Skin cancer is the most common type of cancer in the world, and melanoma is the most dangerous kind of skin cancer. It affects about 2 percent of people during their lifetime on average, and rates are going up. Unlike basal and squamous cell carcinomas, melanoma of the skin starts deeper within the skin and spreads quickly unless removed.
But really, how seriously do you take skin cancer? The answer to that question might depend on your age, race, and where you live, and all of these factors determine your risk. The older you are and the paler your skin, the higher your chances are of being diagnosed with skin cancer of any type. Even though sun exposure plays a big part, the sunniest places in America are not the places with the highest incidences of melanoma.
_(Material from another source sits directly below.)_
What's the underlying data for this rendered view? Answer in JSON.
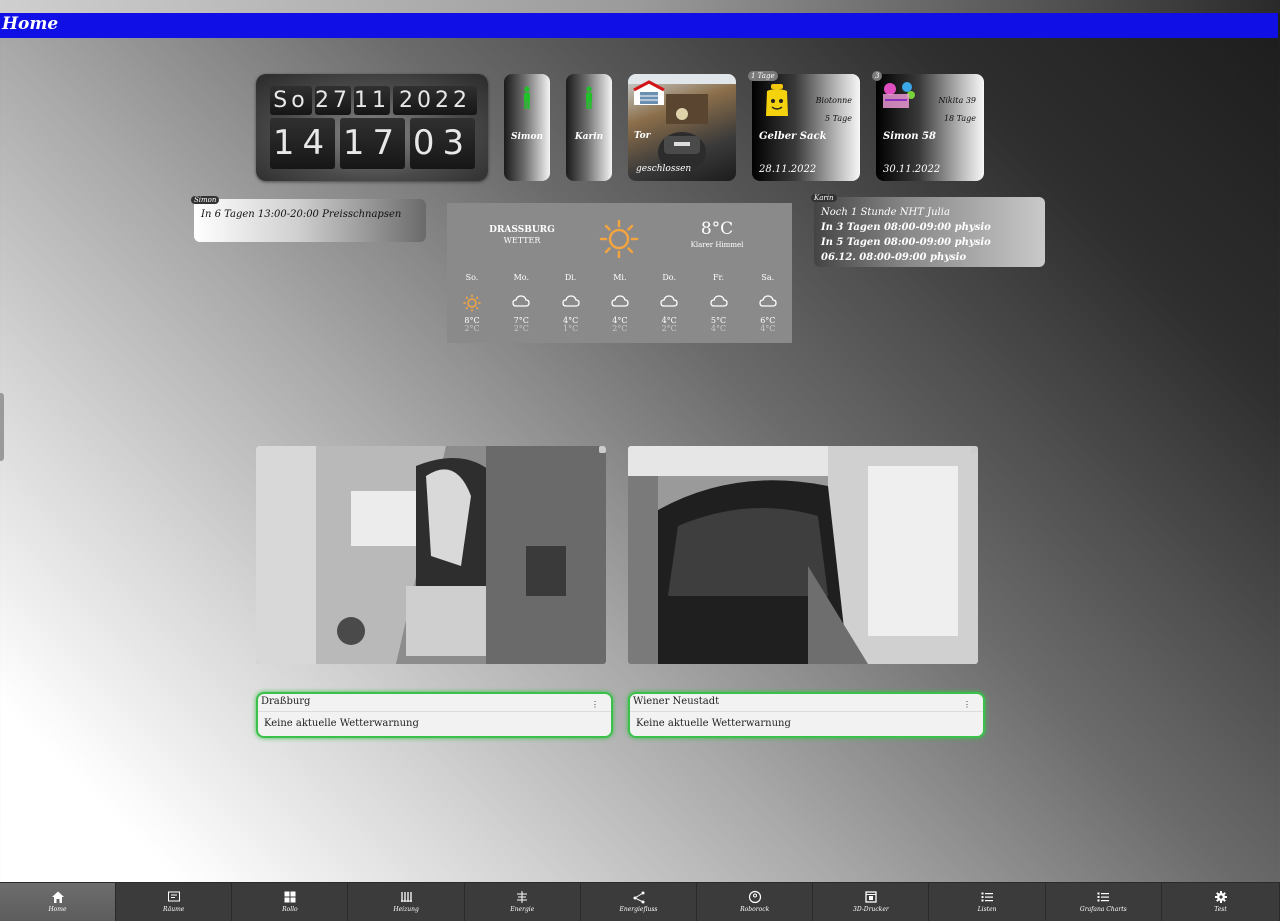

Indeed, the state-by-state statistics may surprise you.
The states with the highest rates of melanoma
According to the Centers for Disease Control and Prevention (CDC), the highest rates of melanoma are in some of the cloudiest states, like Washington, Oregon, and Vermont. Rates are per 100,000 residents, and it should be noted that data is not available for Arkansas or Minnesota.
3. New Hampshire—31.4
The undisputed sunniest city in America is Yuma, Arizona and although the diverse climate in the U.S. makes statewide calculations difficult, Arizona safely takes the lead. Other sunny states are Nevada, New Mexico, Colorado, Hawaii, California, and of course, Florida, the so-called “Sunshine State.” However, Utah and Wyoming are relatively sunny states, so there isn’t a definitive trend when it comes to sunshine days and melanoma alone.
Why the trend?
Since melanoma risk is increased with sun exposure, why do some of the cloudiest states have the highest melanoma rates? The answer may lie in behavior differences by location, though we can’t draw a direct cause and effect conclusion. Common advice is to apply sunscreen and wear protective gear when in the sun, but many people don’t follow this advice on cloudy days. Even so, harmful rays seep through the clouds and can cause skin damage. Even on very cloudy days, as much as 80 percent of harmful UV rays can get through. In locations with a lot of clouds, residents may be skipping on sun protection more often, leading to higher exposure to UV rays.
Since people in cloudy climates don’t see the need to protect themselves from the sun often, they may be out of the habit of doing so on sunny days as well. Because these places are so cloudy, residents are more likely to be pale, and on a sunny day may suffer more extreme sunburns as a result. Tanned skin is still unhealthy skin and is a risk factor for melanoma, but a greater risk factor is the number of severe sunburns over a lifetime. What about Utah and Wyoming, though?
The role of race
What appears to be a trend in cloudy climates with high skin cancer rates may actually be the coincidence of two trends. Most of the states with the highest rates of melanoma also have some of the highest concentrations of white people, and white people are diagnosed with skin cancer far more often than other races. In fact, six of the states listed above are in the top 10 in terms of white populations, with eight in the top 20. Interestingly, the state with the highest incidence of melanoma, Delaware, has the fewest white residents on the list.
The Whitest States
1. Vermont—95.3 percent
2. Maine—95.2 percent
3. New Hampshire—93.9 percent
4. West Virginia—93.9 percent
5. Iowa—91.3 percent
6. Wyoming—90.7 percent
7. North Dakota—90 percent
8. Montana—89.4 percent
9. Idaho—89.1 percent
10. Kentucky—87.8 percent
13. Utah—86.1 percent
18. Oregon—83.6 percent
28. Washington—77.3 percent
35. Delaware—68.9 percent
When it comes to developing melanoma, the biggest risk factors are sun exposure and white skin. The good news is that survival rates are high, but that’s no reason to ignore the risk—costs of treatment can reach the thousands. Additionally, even though white people develop melanoma more easily, nobody is immune. To protect yourself from skin cancer of all types, your best bet is to wear protective clothing and sunscreen every day, even when it’s cloudy.
Lacie Glover writes for NerdWallet Health, a website that empowers consumers to find high quality, affordable health care and insurance.